Exercise goal: In the records below, tally each line that contains the word "girl" and give the total only.

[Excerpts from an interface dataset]
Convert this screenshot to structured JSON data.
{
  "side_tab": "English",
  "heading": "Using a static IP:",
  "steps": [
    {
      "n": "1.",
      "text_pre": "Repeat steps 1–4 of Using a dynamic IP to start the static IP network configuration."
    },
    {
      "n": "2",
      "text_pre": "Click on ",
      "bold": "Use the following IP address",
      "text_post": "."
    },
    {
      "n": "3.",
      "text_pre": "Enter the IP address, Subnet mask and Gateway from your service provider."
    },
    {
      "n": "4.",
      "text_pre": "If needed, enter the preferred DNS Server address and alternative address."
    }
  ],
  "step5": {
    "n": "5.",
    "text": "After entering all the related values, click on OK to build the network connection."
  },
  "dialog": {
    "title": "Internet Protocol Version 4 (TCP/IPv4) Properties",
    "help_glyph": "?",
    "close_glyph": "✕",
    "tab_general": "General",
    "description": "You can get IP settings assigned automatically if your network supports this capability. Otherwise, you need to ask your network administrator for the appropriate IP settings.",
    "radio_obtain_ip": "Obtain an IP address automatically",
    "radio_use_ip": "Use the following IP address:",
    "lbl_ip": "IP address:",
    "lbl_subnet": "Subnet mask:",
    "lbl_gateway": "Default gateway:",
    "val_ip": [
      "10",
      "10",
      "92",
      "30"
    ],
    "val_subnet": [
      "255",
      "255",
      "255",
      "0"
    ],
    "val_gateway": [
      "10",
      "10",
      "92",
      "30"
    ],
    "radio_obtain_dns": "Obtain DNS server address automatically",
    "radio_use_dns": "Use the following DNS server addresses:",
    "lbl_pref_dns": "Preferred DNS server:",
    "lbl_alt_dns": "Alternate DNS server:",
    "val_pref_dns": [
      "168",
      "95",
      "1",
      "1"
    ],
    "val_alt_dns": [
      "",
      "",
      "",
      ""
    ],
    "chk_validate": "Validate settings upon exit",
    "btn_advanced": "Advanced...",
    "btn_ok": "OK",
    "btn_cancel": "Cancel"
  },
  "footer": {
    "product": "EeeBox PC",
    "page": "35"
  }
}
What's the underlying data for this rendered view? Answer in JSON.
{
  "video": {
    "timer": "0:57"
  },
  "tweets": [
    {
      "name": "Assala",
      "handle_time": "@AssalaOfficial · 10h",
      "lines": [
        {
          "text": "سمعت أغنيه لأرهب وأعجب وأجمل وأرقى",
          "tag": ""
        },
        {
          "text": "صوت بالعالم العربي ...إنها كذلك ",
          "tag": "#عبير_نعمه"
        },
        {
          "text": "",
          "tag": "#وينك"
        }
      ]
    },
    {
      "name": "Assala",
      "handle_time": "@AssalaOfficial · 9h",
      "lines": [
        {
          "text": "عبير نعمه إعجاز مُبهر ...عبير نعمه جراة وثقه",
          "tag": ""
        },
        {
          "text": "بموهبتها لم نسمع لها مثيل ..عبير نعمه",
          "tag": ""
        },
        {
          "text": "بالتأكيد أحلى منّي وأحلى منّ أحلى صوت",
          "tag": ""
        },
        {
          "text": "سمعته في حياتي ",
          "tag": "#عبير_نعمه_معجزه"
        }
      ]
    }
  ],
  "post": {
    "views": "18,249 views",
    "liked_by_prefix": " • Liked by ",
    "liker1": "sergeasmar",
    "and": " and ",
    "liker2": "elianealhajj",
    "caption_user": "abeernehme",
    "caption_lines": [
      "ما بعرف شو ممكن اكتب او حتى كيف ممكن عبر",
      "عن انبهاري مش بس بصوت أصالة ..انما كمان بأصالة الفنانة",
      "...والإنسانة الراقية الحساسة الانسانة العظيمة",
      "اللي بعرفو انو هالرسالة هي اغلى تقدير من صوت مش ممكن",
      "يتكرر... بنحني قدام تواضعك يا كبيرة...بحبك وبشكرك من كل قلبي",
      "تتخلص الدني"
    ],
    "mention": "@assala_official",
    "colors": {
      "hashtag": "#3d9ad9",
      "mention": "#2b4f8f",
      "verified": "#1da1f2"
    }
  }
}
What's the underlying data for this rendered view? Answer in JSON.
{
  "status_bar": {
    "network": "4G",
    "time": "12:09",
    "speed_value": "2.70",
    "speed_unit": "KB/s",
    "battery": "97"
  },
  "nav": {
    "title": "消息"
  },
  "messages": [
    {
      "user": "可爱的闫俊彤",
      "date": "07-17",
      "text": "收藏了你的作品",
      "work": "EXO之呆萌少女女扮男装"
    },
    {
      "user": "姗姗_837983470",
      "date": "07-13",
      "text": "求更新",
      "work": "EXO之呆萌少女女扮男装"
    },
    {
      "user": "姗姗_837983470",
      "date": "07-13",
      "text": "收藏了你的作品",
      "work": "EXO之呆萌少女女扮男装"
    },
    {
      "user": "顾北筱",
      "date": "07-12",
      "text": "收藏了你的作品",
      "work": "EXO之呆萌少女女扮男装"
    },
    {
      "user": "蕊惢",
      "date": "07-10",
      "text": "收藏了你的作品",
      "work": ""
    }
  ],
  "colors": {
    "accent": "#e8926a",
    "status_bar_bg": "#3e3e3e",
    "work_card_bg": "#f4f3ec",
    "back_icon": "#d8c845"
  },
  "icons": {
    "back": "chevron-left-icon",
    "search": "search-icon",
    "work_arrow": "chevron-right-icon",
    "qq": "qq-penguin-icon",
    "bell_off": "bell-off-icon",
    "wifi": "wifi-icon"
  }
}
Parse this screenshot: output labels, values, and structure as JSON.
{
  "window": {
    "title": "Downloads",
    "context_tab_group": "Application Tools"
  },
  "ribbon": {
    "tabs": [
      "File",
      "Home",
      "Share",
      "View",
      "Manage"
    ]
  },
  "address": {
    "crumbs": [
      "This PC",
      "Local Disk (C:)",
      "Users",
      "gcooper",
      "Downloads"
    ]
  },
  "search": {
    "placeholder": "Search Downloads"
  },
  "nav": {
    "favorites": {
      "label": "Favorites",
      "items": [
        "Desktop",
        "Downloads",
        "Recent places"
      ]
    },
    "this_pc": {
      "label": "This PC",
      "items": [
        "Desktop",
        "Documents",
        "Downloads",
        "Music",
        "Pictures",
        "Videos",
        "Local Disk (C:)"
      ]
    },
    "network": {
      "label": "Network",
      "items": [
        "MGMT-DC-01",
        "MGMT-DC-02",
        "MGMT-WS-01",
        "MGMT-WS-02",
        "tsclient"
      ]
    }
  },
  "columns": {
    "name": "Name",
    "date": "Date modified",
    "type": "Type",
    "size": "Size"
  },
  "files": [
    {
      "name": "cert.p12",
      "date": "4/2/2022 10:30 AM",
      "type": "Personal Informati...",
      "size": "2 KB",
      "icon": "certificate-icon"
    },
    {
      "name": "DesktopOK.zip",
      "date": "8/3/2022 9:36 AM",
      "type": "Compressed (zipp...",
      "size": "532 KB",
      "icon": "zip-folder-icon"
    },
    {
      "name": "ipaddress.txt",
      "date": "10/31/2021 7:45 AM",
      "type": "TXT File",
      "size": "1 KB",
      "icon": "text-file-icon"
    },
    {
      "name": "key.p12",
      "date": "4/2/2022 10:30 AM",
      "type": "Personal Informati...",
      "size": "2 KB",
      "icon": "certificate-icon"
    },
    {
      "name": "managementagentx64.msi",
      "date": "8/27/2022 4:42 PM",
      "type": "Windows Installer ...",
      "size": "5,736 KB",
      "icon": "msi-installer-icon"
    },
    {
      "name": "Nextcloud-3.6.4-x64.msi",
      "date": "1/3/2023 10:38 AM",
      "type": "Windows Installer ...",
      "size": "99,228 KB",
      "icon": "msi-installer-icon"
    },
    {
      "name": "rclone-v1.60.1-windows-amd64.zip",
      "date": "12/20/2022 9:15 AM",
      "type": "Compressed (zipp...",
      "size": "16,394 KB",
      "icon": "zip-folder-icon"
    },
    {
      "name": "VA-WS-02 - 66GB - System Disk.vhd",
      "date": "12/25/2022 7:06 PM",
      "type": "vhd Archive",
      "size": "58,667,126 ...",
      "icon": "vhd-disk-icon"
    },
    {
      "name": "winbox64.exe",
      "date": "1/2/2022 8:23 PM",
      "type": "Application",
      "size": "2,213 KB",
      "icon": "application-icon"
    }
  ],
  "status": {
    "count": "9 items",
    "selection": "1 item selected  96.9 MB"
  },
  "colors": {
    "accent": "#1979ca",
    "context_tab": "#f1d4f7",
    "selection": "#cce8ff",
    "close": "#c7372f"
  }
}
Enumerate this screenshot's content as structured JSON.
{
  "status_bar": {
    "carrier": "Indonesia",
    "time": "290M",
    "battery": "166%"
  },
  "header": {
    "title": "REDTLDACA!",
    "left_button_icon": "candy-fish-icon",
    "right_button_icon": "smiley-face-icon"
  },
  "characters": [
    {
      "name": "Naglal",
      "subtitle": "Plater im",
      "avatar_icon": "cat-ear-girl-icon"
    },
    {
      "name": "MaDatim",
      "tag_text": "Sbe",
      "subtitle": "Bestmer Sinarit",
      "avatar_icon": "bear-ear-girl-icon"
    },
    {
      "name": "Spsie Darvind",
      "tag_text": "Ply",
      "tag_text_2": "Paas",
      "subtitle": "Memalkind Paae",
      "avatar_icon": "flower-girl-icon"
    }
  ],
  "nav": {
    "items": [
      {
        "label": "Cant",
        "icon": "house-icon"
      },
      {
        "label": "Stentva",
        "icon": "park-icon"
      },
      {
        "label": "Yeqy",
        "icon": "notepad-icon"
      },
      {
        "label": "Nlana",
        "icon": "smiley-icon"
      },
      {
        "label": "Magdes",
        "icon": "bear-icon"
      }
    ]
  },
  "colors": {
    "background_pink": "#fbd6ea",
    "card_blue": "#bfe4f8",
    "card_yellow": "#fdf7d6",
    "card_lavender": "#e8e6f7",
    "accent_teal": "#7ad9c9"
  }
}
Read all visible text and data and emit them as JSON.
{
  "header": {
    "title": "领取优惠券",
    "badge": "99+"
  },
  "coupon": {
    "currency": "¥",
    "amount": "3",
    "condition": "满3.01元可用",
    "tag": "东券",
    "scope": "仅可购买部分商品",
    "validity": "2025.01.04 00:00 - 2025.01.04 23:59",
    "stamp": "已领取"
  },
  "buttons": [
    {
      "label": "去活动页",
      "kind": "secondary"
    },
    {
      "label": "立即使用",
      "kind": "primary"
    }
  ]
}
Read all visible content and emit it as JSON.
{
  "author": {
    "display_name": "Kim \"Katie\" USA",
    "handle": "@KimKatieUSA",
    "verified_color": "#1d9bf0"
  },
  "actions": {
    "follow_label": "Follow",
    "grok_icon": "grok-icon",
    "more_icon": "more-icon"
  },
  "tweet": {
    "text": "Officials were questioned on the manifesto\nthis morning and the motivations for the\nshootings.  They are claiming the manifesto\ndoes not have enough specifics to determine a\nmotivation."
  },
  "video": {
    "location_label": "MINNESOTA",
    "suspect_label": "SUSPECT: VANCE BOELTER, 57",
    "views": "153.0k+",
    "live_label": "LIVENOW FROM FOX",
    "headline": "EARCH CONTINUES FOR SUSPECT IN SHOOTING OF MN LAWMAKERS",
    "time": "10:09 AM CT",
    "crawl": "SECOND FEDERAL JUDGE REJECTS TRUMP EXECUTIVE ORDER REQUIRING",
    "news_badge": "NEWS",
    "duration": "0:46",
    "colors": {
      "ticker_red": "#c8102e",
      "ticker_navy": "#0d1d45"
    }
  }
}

Answer: 3